● The task
Write the data out in full and word for word. Do not include images.

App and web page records
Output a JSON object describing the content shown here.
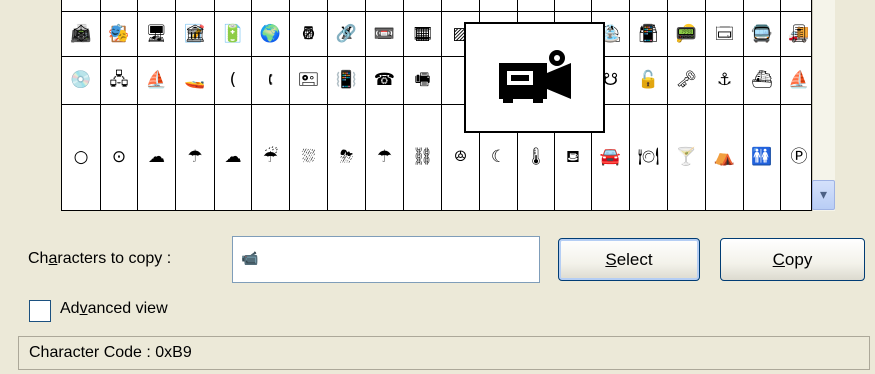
{
  "grid": {
    "rows": [
      [
        "📠",
        "📋",
        "🖥",
        "📝",
        "📄",
        "🗎",
        "🖩",
        "♜",
        "⏏",
        "▦",
        "▨",
        "",
        "",
        "",
        "⛱",
        "🗃",
        "🔑",
        "🗔",
        "🚍",
        "🚚"
      ],
      [
        "🕸",
        "🎭",
        "♫",
        "🏛",
        "🔋",
        "🌍",
        "⊘",
        "🔗",
        "📼",
        "🎞",
        "",
        "",
        "",
        "",
        "⛲",
        "📱",
        "📟",
        "▭",
        "🖵",
        "🎚"
      ],
      [
        "💿",
        "🖧",
        "⛵",
        "🚤",
        "(",
        "🕻",
        "🖭",
        "📳",
        "☎",
        "🖷",
        "",
        "",
        "",
        "",
        "☋",
        "🔓",
        "🗝",
        "⚓",
        "⛴",
        "⛵"
      ],
      [
        "○",
        "⊙",
        "☁",
        "☂",
        "☁",
        "☔",
        "⛆",
        "⛈",
        "☂",
        "⛓",
        "ꔮ",
        "☾",
        "🌡",
        "⛾",
        "🚘",
        "🍽",
        "🍸",
        "⛺",
        "🚻",
        "Ⓟ"
      ]
    ],
    "preview_icon": "video-camera-icon"
  },
  "scrollbar": {
    "down_arrow": "▾"
  },
  "chars_to_copy": {
    "label_prefix": "Ch",
    "label_accel": "a",
    "label_suffix": "racters to copy :",
    "value": "📹"
  },
  "buttons": {
    "select_accel": "S",
    "select_rest": "elect",
    "copy_accel": "C",
    "copy_rest": "opy"
  },
  "advanced_view": {
    "label_prefix": "Ad",
    "label_accel": "v",
    "label_suffix": "anced view",
    "checked": false
  },
  "status": {
    "text": "Character Code : 0xB9"
  },
  "colors": {
    "window_bg": "#ece9d8",
    "button_border": "#003c74",
    "input_border": "#7f9db9"
  }
}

● Task result
Output a JSON object describing the content shown here.
{
  "grid": {
    "rows": [
      [
        "📠",
        "📋",
        "🖥",
        "📝",
        "📄",
        "🗎",
        "🖩",
        "♜",
        "⏏",
        "▦",
        "▨",
        "",
        "",
        "",
        "⛱",
        "🗃",
        "🔑",
        "🗔",
        "🚍",
        "🚚"
      ],
      [
        "🕸",
        "🎭",
        "♫",
        "🏛",
        "🔋",
        "🌍",
        "⊘",
        "🔗",
        "📼",
        "🎞",
        "",
        "",
        "",
        "",
        "⛲",
        "📱",
        "📟",
        "▭",
        "🖵",
        "🎚"
      ],
      [
        "💿",
        "🖧",
        "⛵",
        "🚤",
        "(",
        "🕻",
        "🖭",
        "📳",
        "☎",
        "🖷",
        "",
        "",
        "",
        "",
        "☋",
        "🔓",
        "🗝",
        "⚓",
        "⛴",
        "⛵"
      ],
      [
        "○",
        "⊙",
        "☁",
        "☂",
        "☁",
        "☔",
        "⛆",
        "⛈",
        "☂",
        "⛓",
        "ꔮ",
        "☾",
        "🌡",
        "⛾",
        "🚘",
        "🍽",
        "🍸",
        "⛺",
        "🚻",
        "Ⓟ"
      ]
    ],
    "preview_icon": "video-camera-icon"
  },
  "scrollbar": {
    "down_arrow": "▾"
  },
  "chars_to_copy": {
    "label_prefix": "Ch",
    "label_accel": "a",
    "label_suffix": "racters to copy :",
    "value": "📹"
  },
  "buttons": {
    "select_accel": "S",
    "select_rest": "elect",
    "copy_accel": "C",
    "copy_rest": "opy"
  },
  "advanced_view": {
    "label_prefix": "Ad",
    "label_accel": "v",
    "label_suffix": "anced view",
    "checked": false
  },
  "status": {
    "text": "Character Code : 0xB9"
  },
  "colors": {
    "window_bg": "#ece9d8",
    "button_border": "#003c74",
    "input_border": "#7f9db9"
  }
}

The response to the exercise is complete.